Perhaps the most appealing feature that DocWallet has to offer is a cloud syncing solution. The developers have created versions of DocWallet for iPhone, iPad, and even Windows, which certainly removes most of the potential obstacles to accessing your files on the go. Unfortunately, syncing isn’t offered as part of the free download, and will cost you $11 per year for syncing between three devices, and $22 per year for syncing between unlimited devices.
If you decide to purchase syncing, the app allows you to export your settings so that DocWallet will behave the same way on all of your devices. A much more elegant solution would just be to sync the settings automatically, or at least give you the option to do so rather than deal with exporting and importing the file. I found the syncing to work quickly, and you can choose to either have the app sync on startup or to force the sync manually.
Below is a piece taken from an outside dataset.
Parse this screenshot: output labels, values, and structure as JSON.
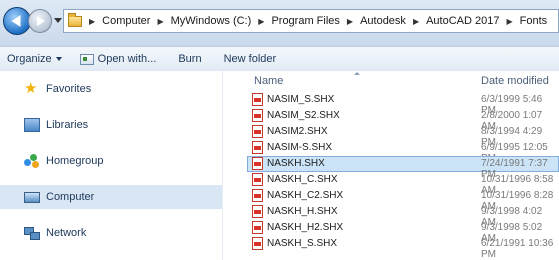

Ultimately, I think there is a market for apps like this, but potential users should evaluate what their needs are before jumping in. DocWallet is built to serve as a self-contained secure file system, and in designing the app, the developers tried to recreate the wheel. A simple, Finder-like interface would have sufficed, but the clunky structure makes navigation overly-complicated. Syncing is a nice additional feature, but the yearly subscription cost isn’t competitive with what similar services charge.
If encrypting files is a more robust way to keep others from seeing private files, you may want to consider apps like MacHider, which simply hide the files from anyone using your computer. If you just need to sync files, Dropbox and similar cloud services are free, they accept all file types, and offer integration with Finder. Of course, DocWallet’s selling point is the encryption function that prevents others from accessing your data locally, and for that purpose, DocWallet does its job. The basic app without syncing is free, and if you just need a locker, it’s worth trying out.